Build her routine care into your schedule to help your Sheepdog live longer, stay healthier, and be happier during her lifetime. We cannot overemphasize the importance of a proper diet and exercise routine.
Supervise your pet as you would a toddler. Keep doors closed, pick up after yourself, and block off rooms as necessary. This will keep her out of trouble and away from objects she shouldn’t put in her mouth.
Brush her coat at least weekly.
Border Collies generally have good teeth, and you can keep them perfect by brushing them at least twice a week!
Clean her ears weekly, even as a puppy. Don’t worry—we’ll show you how!
She’s a very smart dog with lots of energy, so keep her mind and body active, or she’ll get bored. That’s when the naughty stuff starts.
She’s an athletic and acrobatic dog that excels at agility competitions, flyball, and herding events.
Border Collies can be sound sensitive, so be prepared for thunderstorms, New Year’s Eve, and The Fourth of July!
Keep your dog’s diet consistent and don’t give her people food.
Feed a high-quality diet appropriate for her age.
Exercise your dog regularly, but don’t overdo it at first.
What to Watch For
Any abnormal symptom could be a sign of serious disease, or it could just be a minor or temporary problem. The important thing is to be able to tell when to seek veterinary help, and how urgently. Many diseases cause dogs to have a characteristic combination of symptoms, which together can be a clear signal that your Border Collie needs help.
Give us a call for an appointment if you notice any of these types of signs:
Change in appetite or water consumption
Tartar build-up, bad breath, red gums, or broken teeth
Itchy skin (scratching, chewing or licking), hair loss
Lethargy, mental dullness, or excessive sleeping
Fearfulness, aggression, or other behavioral changes
Seek medical care immediately if you notice any of these types of signs:
Scratching or shaking the head, tender ears, or ear discharge
Inability or straining to urinate; discolored urine
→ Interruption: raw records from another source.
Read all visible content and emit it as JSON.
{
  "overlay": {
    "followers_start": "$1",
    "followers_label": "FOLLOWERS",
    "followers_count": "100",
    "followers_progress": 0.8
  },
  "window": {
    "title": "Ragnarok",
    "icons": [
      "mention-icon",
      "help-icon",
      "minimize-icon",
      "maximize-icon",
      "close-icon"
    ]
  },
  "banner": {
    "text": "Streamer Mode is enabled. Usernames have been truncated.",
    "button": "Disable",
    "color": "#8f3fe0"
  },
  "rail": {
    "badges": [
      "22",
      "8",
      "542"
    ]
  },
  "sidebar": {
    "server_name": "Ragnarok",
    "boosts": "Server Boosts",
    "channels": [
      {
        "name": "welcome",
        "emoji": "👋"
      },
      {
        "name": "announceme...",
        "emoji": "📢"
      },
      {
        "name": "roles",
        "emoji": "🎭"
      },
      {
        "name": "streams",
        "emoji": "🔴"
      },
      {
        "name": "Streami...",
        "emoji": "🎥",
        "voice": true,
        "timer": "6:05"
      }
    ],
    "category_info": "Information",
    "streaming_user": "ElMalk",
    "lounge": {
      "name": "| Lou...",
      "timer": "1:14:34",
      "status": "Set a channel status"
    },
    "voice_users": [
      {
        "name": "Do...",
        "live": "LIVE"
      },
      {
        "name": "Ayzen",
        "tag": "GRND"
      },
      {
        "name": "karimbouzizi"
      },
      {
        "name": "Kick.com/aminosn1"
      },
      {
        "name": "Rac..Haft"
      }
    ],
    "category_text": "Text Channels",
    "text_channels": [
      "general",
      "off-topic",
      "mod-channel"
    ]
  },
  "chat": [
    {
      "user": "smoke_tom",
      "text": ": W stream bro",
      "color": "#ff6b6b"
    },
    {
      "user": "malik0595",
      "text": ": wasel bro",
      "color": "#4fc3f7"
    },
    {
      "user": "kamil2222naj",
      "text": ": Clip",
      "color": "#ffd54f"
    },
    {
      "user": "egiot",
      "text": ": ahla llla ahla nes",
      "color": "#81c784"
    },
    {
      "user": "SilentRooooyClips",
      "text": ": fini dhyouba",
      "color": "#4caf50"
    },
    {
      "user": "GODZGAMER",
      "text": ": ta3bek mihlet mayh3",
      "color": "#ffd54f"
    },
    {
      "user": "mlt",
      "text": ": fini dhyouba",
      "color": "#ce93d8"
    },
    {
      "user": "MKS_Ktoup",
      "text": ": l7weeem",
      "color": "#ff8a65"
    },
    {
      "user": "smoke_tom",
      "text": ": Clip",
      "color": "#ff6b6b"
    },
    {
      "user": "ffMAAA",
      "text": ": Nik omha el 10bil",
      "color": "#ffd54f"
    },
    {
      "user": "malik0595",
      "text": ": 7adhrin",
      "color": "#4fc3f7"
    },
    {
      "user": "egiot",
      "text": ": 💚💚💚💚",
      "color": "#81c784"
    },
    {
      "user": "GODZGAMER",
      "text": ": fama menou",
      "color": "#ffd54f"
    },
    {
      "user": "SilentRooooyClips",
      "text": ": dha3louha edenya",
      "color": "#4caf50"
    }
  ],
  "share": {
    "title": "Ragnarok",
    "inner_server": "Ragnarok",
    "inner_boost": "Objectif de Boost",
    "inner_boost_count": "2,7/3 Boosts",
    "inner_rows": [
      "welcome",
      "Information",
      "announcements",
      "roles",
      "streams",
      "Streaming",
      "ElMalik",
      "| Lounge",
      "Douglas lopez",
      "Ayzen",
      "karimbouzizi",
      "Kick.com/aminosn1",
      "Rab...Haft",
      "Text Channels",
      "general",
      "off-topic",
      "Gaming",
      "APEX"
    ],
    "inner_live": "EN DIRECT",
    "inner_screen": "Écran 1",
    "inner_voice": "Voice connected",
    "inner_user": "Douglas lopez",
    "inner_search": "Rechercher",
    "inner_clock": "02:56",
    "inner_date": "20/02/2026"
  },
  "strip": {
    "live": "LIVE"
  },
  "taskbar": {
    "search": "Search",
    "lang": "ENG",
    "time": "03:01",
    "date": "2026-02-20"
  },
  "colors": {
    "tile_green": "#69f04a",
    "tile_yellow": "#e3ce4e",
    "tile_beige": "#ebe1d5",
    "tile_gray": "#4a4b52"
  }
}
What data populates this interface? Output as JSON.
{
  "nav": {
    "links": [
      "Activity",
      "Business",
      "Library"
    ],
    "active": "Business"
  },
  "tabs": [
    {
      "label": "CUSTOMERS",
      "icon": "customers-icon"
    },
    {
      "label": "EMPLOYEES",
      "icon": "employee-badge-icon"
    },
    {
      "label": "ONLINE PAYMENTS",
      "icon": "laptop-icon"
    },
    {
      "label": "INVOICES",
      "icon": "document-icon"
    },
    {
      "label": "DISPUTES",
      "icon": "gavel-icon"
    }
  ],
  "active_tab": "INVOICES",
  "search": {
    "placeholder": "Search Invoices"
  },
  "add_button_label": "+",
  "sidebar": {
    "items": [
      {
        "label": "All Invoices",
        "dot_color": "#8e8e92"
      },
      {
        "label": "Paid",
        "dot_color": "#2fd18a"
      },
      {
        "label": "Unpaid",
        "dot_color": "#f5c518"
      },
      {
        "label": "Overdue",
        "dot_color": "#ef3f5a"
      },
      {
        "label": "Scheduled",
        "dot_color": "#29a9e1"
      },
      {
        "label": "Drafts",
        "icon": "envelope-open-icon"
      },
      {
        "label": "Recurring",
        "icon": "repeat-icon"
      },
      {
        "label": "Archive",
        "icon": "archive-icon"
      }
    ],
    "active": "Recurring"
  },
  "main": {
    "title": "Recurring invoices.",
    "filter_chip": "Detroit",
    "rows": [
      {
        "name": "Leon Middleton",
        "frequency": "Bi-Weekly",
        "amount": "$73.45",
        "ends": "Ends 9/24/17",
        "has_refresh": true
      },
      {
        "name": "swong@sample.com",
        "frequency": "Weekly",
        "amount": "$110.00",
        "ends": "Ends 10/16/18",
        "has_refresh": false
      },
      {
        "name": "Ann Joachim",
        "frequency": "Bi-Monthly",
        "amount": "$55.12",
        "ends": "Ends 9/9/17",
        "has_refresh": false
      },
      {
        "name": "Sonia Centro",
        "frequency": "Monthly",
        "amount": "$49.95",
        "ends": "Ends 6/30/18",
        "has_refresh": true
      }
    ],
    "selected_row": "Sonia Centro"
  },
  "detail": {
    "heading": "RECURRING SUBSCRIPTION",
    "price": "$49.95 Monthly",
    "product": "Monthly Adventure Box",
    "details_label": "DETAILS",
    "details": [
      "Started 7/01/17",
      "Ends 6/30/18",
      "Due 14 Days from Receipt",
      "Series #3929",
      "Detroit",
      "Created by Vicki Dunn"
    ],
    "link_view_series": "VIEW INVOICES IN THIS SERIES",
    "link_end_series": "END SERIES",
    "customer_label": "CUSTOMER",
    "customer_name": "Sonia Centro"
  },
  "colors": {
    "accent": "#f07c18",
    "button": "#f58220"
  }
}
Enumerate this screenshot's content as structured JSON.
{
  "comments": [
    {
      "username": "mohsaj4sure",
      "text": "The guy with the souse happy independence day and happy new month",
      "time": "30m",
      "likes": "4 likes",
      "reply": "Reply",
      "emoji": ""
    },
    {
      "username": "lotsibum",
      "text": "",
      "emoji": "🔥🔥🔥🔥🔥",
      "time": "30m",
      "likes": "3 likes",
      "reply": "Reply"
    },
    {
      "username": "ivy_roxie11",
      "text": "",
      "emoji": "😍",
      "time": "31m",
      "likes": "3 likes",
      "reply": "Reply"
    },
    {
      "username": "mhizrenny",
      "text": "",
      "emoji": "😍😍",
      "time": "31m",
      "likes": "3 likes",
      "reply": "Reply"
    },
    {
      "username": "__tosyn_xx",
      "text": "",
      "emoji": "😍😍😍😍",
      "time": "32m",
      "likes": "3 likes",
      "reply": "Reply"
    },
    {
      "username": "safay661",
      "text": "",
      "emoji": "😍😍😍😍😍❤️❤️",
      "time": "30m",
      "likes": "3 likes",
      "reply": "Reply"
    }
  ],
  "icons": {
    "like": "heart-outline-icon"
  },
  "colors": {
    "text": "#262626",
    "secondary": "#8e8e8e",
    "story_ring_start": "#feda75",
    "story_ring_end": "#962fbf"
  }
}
Cloudiness, redness, itching, or any other abnormality involving the eyes
Leg stiffness, reluctance to rise, sit, use stairs, run, jump, or “bunny hopping”
Any abnormal shaking, trembling, or excessive involuntary tremors
Dull coat, hair loss, sluggish, weight gain
Anxiety, destructive behaviors, vocalization, hiding, panting, drooling
Lethargy, drooling, or abnormal behavior following drug administration
Fatigue during exercise, coughing, or shortness of breath
Slow or stunted growth; sometimes seizures after eating
Partners in Health Care
DNA testing is a rapidly advancing field with new tests constantly emerging to help in the diagnosis of inherited diseases before they can become a problem for your friend. For the most up-to-date information on DNA and other screening tests available for your pal, visit www.Genesis4Pets.com.
Your Border Collie counts on you to take good care of her, and we look forward to working with you to ensure that she lives a long and healthy life. Our goal is to provide the best health care possible: health care that’s based on her breed, lifestyle, and age. Please contact us when you have questions or concerns.
Ackerman L. The Genetic Connection: A Guide to Health Problems in Purebred Dogs. Second edition. AAHA Press; 2011.
Bell JS, Cavanagh KE, Tilley LP, Smith FW. Veterinary medical guide to dog and cat breeds. Jackson, Wyoming. Teton New Media; 2012.
Gough A, Thomas A. Breed Predispositions to Disease in Dogs and Cats. 2nd Edition. Wiley-Blackwell; 2010.
Crook A, Dawson S, Cote E, MacDonald S, Berry J. Canine Inherited Disorders Database [Internet]. University of Prince Edward Island. 2011. [cited 2013 Apr 11]. Available from: http:/ic.upei.ca/cidd/breed/border-collie
Breed Specific Health Concerns [Internet]. American Kennel Club Canine Health Foundation, Inc. [cited 2013 Apr 11]. Available from: http:/www.akcchf.org/canine-health/breed-specific-concerns/?breed=border-collie
Stein E, Howard M, et al. American Border Collie Association Website [Internet]. Perkinston (MS). American Border Collie Association, Inc. 2012. [cited 2013 Apr 11]. Available from: http:/www.americanbordercollie.org/Health%20and%20Genetics%20of%20Border%20Collies.htm